Pull out every line from the listing that has the word "nshe".

Start of AVAILABLE DATA

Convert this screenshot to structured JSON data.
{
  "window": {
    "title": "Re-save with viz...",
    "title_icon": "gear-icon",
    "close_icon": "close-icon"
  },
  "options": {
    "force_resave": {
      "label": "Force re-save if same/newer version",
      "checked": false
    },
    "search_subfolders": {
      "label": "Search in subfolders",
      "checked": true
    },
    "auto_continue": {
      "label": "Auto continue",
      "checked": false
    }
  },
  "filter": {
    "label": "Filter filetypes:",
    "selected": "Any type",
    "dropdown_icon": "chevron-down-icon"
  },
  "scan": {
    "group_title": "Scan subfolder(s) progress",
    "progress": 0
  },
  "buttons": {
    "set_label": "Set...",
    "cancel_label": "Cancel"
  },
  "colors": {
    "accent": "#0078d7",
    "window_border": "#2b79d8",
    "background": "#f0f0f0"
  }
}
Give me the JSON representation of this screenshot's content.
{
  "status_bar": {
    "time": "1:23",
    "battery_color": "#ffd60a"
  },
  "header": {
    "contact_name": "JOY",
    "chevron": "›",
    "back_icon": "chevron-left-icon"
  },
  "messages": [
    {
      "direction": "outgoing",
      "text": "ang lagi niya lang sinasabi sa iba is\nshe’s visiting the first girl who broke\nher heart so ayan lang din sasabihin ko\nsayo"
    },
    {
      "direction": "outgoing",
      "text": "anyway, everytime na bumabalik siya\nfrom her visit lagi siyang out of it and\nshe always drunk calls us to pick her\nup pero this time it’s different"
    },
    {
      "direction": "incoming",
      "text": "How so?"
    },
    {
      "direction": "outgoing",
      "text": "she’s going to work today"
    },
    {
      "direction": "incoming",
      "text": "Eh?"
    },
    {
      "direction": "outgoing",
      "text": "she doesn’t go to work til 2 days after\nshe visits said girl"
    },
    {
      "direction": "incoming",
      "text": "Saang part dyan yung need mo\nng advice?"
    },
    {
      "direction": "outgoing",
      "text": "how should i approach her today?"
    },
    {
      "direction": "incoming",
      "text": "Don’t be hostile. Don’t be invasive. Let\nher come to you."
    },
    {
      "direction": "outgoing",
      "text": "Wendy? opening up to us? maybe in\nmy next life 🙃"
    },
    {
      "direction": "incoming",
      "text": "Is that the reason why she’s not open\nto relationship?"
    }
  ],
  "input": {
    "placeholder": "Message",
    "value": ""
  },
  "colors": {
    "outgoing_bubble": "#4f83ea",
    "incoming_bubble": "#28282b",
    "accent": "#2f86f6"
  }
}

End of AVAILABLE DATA

**EXERCISE OUTPUT**
      "text": "ang lagi niya lang sinasabi sa iba is\nshe’s visiting the first girl who broke\nher heart so ayan lang din sasabihin ko\nsayo"
      "text": "anyway, everytime na bumabalik siya\nfrom her visit lagi siyang out of it and\nshe always drunk calls us to pick her\nup pero this time it’s different"
      "text": "she doesn’t go to work til 2 days after\nshe visits said girl"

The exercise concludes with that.